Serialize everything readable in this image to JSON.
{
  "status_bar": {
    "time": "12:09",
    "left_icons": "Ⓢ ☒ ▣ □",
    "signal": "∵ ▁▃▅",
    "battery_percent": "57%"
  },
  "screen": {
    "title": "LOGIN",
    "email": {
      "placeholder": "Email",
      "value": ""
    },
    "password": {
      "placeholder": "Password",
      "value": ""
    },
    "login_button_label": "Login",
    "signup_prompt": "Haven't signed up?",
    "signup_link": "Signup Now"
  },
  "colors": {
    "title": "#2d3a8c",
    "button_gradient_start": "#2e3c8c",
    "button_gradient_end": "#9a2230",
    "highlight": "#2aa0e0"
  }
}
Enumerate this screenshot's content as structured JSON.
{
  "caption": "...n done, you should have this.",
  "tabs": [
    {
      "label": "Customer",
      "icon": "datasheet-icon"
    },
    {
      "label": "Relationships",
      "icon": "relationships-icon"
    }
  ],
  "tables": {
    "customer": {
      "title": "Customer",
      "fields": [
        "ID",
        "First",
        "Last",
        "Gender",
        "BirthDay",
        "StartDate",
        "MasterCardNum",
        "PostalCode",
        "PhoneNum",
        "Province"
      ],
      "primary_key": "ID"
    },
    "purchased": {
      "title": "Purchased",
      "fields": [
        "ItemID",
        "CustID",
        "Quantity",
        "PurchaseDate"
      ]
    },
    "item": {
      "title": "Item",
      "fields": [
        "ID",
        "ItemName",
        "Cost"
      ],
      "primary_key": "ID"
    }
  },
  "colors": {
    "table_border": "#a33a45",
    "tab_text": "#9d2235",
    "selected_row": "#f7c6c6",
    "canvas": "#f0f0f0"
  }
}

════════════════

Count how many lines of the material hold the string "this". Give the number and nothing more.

3